A new bill making its way through the Colorado State Senate would allow any member of the public who passes a background check and pays a fee to skip security lines at the capitol.

“[The bill] sets up a capitol ID card so that anybody that wants to come down here can pay $250, get the ID card,” explained Sen. John Cooke, a Republican representing part of Weld County.

Cooke is one of three Republicans backing the bill. Representatives Kevin Van Winkle and Dave Williams are sponsoring the bill in the House.

Sen. Cooke, the former Weld County sheriff, said anyone applying for the capitol ID card would have to take a fingerprint background check. If approved for the ID card, members of the public could bypass metal detectors and security lines that can back up at the capitol.

“Security sometimes backs up because we have hundreds of young school kids that all go through the security checkpoint,” Sen. Cooke said.

Colorado State Patrol manages security at the capitol.
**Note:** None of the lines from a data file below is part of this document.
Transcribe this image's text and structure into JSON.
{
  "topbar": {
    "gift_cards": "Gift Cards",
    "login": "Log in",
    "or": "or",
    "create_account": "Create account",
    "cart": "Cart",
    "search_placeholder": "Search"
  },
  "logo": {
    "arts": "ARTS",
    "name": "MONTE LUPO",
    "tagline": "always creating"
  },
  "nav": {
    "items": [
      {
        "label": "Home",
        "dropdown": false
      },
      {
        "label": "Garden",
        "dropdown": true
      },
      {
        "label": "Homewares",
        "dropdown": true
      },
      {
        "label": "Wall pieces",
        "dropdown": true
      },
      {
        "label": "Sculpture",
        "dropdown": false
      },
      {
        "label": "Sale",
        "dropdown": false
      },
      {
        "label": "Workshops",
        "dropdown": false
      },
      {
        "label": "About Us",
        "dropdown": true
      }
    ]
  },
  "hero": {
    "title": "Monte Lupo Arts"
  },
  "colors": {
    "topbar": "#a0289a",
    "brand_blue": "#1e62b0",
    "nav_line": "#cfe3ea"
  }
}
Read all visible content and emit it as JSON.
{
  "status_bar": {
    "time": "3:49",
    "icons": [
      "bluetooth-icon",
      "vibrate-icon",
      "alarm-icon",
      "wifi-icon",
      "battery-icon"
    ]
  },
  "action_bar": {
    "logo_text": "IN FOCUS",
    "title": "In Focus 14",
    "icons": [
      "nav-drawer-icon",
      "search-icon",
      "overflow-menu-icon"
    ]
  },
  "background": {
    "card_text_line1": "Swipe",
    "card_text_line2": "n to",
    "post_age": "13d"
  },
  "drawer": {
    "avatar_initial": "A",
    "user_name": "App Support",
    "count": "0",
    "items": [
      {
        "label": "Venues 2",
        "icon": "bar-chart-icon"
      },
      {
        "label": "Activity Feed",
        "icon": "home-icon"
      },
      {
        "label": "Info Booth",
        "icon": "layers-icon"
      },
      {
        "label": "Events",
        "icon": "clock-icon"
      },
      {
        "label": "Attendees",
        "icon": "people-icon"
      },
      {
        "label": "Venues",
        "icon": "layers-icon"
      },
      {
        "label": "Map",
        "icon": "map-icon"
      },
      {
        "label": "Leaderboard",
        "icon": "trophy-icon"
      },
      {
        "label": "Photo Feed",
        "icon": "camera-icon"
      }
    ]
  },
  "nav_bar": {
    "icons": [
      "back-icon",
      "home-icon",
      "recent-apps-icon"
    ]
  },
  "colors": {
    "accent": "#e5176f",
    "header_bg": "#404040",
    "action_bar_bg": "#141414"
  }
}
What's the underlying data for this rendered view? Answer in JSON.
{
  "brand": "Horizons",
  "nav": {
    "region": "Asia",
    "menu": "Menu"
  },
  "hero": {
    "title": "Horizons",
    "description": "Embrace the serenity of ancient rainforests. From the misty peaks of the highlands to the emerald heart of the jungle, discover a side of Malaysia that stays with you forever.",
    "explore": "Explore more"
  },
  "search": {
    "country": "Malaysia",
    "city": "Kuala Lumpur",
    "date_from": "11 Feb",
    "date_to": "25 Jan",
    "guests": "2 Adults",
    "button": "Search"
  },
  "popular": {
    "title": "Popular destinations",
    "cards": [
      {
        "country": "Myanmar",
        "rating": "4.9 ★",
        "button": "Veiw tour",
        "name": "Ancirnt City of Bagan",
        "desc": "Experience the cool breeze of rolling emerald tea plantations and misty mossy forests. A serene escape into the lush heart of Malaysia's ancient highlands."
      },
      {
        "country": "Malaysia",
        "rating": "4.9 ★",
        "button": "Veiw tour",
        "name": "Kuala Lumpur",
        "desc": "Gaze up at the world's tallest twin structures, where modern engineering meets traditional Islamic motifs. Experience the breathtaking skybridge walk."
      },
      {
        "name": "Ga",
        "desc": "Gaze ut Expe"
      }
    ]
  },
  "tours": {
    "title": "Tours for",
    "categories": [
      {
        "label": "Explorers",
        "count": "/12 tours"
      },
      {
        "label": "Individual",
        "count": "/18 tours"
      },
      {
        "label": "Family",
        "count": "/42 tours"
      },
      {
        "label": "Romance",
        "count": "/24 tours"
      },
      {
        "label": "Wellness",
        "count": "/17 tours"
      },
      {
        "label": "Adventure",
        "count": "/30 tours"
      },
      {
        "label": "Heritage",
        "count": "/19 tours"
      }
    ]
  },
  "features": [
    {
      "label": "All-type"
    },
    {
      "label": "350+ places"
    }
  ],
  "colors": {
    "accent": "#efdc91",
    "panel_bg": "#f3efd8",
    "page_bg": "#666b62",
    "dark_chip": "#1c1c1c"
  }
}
Sen. Cooke said he thinks his bill would help alleviate some of their work and make it easier for frequent capitol visitors to pass through.

“The more access we give to the public the better,” Cooke said. “This is the people’s house and I don’t think there should be all that many barriers.”

The metal detectors at the capitol were put in place after a 2007 attempt on the life of Governor Bill Ritter. A gunman entered the capitol proclaiming himself the emperor of Colorado.

File photo from 2007 incident.

“The man never made it to the governor and he was shot by the state patrol,” Sen. Cooke recalled. “The governor’s protection team did its job.”

Sen. Cooke said he doesn’t expect his bill to create a security threat.

“Otherwise, I wouldn’t be running it,” he said.

The senator is hopeful the bill will lead to a little less congestion at the capitol. The proposal heads to the Senate Finance Committee next Tuesday afternoon.